Skip to content

Rolling beyond the store front on wheels

Meat Street Pies food truck anchors the flourishing business, now with product in retail shops, at farmers markets and with retail sales at a restaurant in Sherwood Park. PHOTO supplied by Thea Avis.

At a time in life when many are settled into retirement, two seventy-somethings are expanding their brainchild business of making and selling meat pies to hungry customers wherever they can find them. And it hasn’t just been at their popular store front on wheels, the Meat Street Pies food truck that has been a fixture on Edmonton streets and at festivals and special events for some six seasons now. These savvy entrepreneurs are also growing the brand--meeting customer demand for hot-and-ready or frozen, bake-at-home family size and individual hand pies--at farmers markets, in a few select wholesale and retail outlets, and at a Sherwood Park restaurant that bears the company name.  

Meat Street Pies knows how to cast a wide net—maintaining a loyal customer base while finding new outlets to gain more followers. And at a time when restaurants, cafes and other food sellers are struggling to stay alive because of mandated COVID-19- related closures, Meat Street Pies may have unknowingly created a formula that can weather the unprecedented economic hit on small businesses. If customers can’t walk up to the food truck or dine in at Meat Street Pies restaurant for some time to come, they can still pick up a frozen, family-sized chicken pot pie, Jamaican patty or steak and kidney pub pie to cook at home from a city wholesaler, or grab a hot pie on the way home from work thanks to curbside delivery service at the namesake restaurant. 

Changing in response to market conditions isn’t something new for chef Jonathan Avis, a British chef who brought along his cooking skills and a work history of turning companies around when he moved to Canada in the 60s. In ensuing decades, Avis and wife Thea owned a Vancouver bakery and then moved to Edmonton, where the entrepreneur took an up and down ride with food producer and exporter Saxby.
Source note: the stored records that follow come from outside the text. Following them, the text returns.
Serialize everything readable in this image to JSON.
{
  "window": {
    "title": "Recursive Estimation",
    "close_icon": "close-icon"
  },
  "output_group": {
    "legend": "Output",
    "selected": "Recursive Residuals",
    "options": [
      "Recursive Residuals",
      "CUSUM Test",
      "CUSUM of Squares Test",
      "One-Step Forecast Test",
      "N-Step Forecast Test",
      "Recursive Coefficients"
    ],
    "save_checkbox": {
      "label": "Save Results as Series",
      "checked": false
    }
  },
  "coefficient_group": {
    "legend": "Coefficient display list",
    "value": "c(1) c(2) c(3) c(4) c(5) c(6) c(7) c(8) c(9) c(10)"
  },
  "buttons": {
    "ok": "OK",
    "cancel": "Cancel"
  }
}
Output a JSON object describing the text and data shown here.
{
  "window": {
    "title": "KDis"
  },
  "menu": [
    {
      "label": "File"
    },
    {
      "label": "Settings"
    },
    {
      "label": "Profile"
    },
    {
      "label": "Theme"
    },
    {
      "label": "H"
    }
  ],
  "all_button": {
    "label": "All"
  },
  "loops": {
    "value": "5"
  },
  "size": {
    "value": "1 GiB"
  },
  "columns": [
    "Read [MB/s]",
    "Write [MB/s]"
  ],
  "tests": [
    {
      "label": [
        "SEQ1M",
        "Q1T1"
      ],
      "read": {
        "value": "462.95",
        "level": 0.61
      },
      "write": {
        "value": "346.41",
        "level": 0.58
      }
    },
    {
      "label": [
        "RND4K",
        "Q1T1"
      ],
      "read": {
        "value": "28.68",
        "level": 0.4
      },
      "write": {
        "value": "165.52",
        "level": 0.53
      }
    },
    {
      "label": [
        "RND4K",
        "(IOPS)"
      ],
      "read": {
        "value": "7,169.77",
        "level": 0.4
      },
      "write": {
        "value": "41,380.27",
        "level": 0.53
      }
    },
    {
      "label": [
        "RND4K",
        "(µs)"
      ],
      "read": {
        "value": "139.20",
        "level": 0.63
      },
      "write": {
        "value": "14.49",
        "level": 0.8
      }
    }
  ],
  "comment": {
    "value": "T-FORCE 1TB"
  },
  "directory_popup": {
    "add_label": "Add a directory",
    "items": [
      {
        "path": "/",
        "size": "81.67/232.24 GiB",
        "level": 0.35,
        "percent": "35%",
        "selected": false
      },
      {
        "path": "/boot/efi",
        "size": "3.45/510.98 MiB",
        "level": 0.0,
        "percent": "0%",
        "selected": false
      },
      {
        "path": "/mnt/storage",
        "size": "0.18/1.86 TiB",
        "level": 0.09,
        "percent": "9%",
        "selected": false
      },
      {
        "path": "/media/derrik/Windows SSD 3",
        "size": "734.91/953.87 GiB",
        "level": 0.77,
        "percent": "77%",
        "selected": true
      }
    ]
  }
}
When that all ended, along with much of the couple’s savings, Avis said he started thinking back to his childhood and the meat pies his mum used to make. Soon after, Meat Street Pies was born. 

“We’ve been in the food business all our lives, so I guess it’s a natural fit. I’d like to not keep expanding, but my husband is a true entrepreneur,” said Thea, who works alongside Jonathan creating pie pastry and fillings in their backyard commissary—a 400 square-foot converted four-car garage equipped to create filled pies for sale on the truck, at stores and at farmers markets, and pastry for Meat Street Pies restaurant, which creates the signature fillings onsite. “We trained the restaurant staff with our recipes for the fillings, so you’ll find the same favorites there—tourtiere, steak and cheese pub pie, shepherd’s pie and more.” 

Among food trucks, meat pies are an underserviced category. While the fare is nostalgic to some—sausage rolls, steak and kidney pie, cornish pasty --the unique, hearty meat pies are made from scratch at the commissary using flaky or puff pastry and then finished baking in the truck, to order. Handheld pies range from $7-$9. An Eccles cake—filled with candied orange peel, apple, currants and raisins—is only $3. 

The couple is clever with marketing too, updating social media sites with where the food truck will be stationed in the warm weather months, or what varieties they’ve got at the farmers market on any given weekend. Cross-promotions with local events gives Meat Street Pies a fun presence too, an added appeal to the usually younger clientele that frequents food trucks. At the Ice on Whyte outdoor winter festival a couple years ago, the truck was on site serving up hot, stick-to-your-ribs pies for frigid festival-goers. A summer before that, the truck was stationed outside the Westbury Theatre in Old Strathcona selling meat pies before show time and during intermission for a local production of Sweeney Todd (a musical which is notorious for its questionably-produced and filled ‘meat’ pies). The couple is set to do it all again for a coming production of the musical Brigadoon, where the Scottish pie (ground lamb, onion, herbs and spices) will definitely be featured on the menu.  

“We love dressing up and being silly, and meeting customers at the window,” said Thea. “And we’re still doing community events whenever we can.” 

Meat Street pies continues to work at three city markets: the new downtown indoor farmers market on 97 St., the outdoor downtown market on 104 St and the Grand on 124 St.  Consumers will see family-sized nine-inch pies at Ocean Odyssey Inland, Real Deal Meats, Popowich Meats and pub pies at the Blakbar Tavern on Whyte Avenue.  

At the Meat Street Pies storefront in Sherwood Park, the chilled showcase includes the same variety of traditional, savoury pies made famous on the Avis’ food truck. Kitchen manager Stephanie Jackson says customers order online for pickup or delivery, or can stop in to browse the selection of family-sized pies.  

“In these changing times, the retail side is the biggest part of our business. We work with customers on freezer orders, deliver to their home or meet them at the curb,” she said.